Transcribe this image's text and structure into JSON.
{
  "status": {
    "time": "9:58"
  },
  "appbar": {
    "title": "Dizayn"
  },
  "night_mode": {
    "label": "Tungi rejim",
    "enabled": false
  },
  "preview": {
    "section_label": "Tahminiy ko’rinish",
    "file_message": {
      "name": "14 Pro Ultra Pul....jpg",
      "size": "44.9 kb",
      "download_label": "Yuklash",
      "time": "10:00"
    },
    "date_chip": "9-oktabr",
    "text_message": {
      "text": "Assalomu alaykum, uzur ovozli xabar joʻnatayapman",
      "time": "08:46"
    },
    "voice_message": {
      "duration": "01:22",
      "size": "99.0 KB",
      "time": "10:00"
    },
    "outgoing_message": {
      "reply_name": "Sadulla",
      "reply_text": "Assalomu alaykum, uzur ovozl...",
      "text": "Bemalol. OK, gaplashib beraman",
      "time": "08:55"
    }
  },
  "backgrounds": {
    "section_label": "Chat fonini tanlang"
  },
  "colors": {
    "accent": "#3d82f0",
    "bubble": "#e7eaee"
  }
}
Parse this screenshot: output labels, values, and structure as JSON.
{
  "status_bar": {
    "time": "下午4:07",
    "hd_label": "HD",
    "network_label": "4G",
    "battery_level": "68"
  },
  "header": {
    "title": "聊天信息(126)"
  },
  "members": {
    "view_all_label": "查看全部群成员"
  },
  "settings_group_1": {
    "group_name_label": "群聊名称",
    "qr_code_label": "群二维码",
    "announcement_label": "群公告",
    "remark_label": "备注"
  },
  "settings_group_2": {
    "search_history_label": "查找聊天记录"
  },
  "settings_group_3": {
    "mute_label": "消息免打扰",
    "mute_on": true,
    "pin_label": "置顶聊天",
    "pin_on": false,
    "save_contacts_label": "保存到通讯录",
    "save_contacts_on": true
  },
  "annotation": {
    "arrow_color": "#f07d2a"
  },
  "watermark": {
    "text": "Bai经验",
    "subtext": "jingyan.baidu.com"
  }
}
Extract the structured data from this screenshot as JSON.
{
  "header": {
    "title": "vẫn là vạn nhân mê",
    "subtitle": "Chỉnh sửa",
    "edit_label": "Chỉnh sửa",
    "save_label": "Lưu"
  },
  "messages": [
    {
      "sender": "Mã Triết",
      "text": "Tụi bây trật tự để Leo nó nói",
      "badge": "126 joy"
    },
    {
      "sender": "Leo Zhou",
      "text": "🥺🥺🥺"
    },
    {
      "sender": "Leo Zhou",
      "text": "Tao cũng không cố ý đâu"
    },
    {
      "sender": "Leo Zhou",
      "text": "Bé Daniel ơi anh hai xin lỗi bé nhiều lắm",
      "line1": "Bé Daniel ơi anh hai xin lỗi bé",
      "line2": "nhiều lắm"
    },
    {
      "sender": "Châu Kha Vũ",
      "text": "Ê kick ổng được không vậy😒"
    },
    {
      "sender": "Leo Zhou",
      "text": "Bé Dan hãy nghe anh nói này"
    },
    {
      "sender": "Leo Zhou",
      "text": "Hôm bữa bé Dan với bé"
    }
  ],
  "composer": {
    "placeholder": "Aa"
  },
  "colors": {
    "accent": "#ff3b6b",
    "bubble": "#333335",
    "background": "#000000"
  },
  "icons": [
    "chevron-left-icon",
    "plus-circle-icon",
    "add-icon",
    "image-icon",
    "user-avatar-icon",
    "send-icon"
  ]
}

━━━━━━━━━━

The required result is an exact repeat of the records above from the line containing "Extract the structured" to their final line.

Extract the structured data from this screenshot as JSON.
{
  "header": {
    "title": "vẫn là vạn nhân mê",
    "subtitle": "Chỉnh sửa",
    "edit_label": "Chỉnh sửa",
    "save_label": "Lưu"
  },
  "messages": [
    {
      "sender": "Mã Triết",
      "text": "Tụi bây trật tự để Leo nó nói",
      "badge": "126 joy"
    },
    {
      "sender": "Leo Zhou",
      "text": "🥺🥺🥺"
    },
    {
      "sender": "Leo Zhou",
      "text": "Tao cũng không cố ý đâu"
    },
    {
      "sender": "Leo Zhou",
      "text": "Bé Daniel ơi anh hai xin lỗi bé nhiều lắm",
      "line1": "Bé Daniel ơi anh hai xin lỗi bé",
      "line2": "nhiều lắm"
    },
    {
      "sender": "Châu Kha Vũ",
      "text": "Ê kick ổng được không vậy😒"
    },
    {
      "sender": "Leo Zhou",
      "text": "Bé Dan hãy nghe anh nói này"
    },
    {
      "sender": "Leo Zhou",
      "text": "Hôm bữa bé Dan với bé"
    }
  ],
  "composer": {
    "placeholder": "Aa"
  },
  "colors": {
    "accent": "#ff3b6b",
    "bubble": "#333335",
    "background": "#000000"
  },
  "icons": [
    "chevron-left-icon",
    "plus-circle-icon",
    "add-icon",
    "image-icon",
    "user-avatar-icon",
    "send-icon"
  ]
}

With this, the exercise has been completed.